Ever-Power A/S offers an extremely wide variety of worm gearboxes. Because of the modular design the standard programme comprises countless combinations with regards to selection of gear housings, mounting and connection options, flanges, shaft designs, type of oil, surface remedies etc.
Sturdy and reliable
The design of the EP worm gearbox is easy and well proven. We just use top quality components such as houses in cast iron, light weight aluminum and stainless steel, worms in case hardened and polished steel and worm wheels in high-grade bronze of unique alloys ensuring the maximum wearability. The seals of the worm gearbox are given with a dust lip which efficiently resists dust and drinking water. Furthermore, the gearboxes are greased forever with synthetic oil.
Large reduction 100:1 in one step
As default the worm gearboxes allow for reductions of up to 100:1 in one single step or 10.000:1 in a double decrease. An comparative gearing with the same equipment ratios and the same transferred power is bigger than a worm gearing. Meanwhile, the worm gearbox is in a more simple design.
A double reduction could be composed of 2 regular gearboxes or as a particular gearbox.
Maximum output torque
5:1 – 90:1
5:1 – 75:1
7:1 – 60:1
7:1 – 100:1
7:1 – 60:1
7:1 – 100:1
Other product benefits of worm gearboxes in the EP-Series:
Compact design is among the key phrases of the typical gearboxes of the EP-Series. Further optimisation can be achieved by using adapted gearboxes or particular gearboxes.
Our worm gearboxes and actuators are extremely quiet. This is because of the very soft running of the worm gear combined with the use of cast iron and high precision on component manufacturing and assembly. In connection with our precision gearboxes, we take extra care of any sound that can be interpreted as a murmur from the gear. So the general noise degree of our gearbox can be reduced to an absolute minimum.
On the worm gearbox the input shaft and output shaft are perpendicular to one another. This frequently proves to be a decisive benefit making the incorporation of the gearbox significantly simpler and smaller sized.The worm gearbox is an angle gear. This is often an advantage for incorporation into constructions.

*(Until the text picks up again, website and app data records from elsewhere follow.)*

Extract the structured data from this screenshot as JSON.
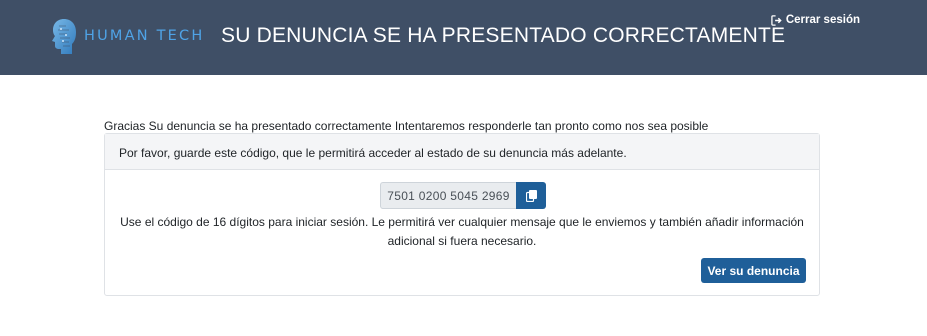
{
  "header": {
    "logo_text": "HUMAN TECH",
    "title": "SU DENUNCIA SE HA PRESENTADO CORRECTAMENTE",
    "logout_label": "Cerrar sesión",
    "logout_icon": "sign-out-icon",
    "logo_icon": "human-profile-logo-icon",
    "background_color": "#3f4f66",
    "logo_color": "#4fa3e6"
  },
  "main": {
    "thanks_text": "Gracias Su denuncia se ha presentado correctamente Intentaremos responderle tan pronto como nos sea posible",
    "card": {
      "header_text": "Por favor, guarde este código, que le permitirá acceder al estado de su denuncia más adelante.",
      "code_value": "7501 0200 5045 2969",
      "copy_icon": "copy-icon",
      "help_text_line1": "Use el código de 16 dígitos para iniciar sesión. Le permitirá ver cualquier mensaje que le enviemos y también añadir información",
      "help_text_line2": "adicional si fuera necesario.",
      "view_button_label": "Ver su denuncia",
      "accent_color": "#1f5f99"
    }
  }
}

Solid bearings in solid housing
The output shaft of the EP worm gearbox is very firmly embedded in the gear house and is well suited for direct suspension for wheels, movable arms and other areas rather than needing to create a separate suspension.
For larger equipment ratios, Ever-Power worm gearboxes provides a self-locking effect, which in lots of situations can be utilized as brake or as extra protection. Also spindle gearboxes with a trapezoidal spindle are self-locking, making them ideal for an array of solutions.
Gearbox Worm Drive
Ever-Power Worm Gear Reducer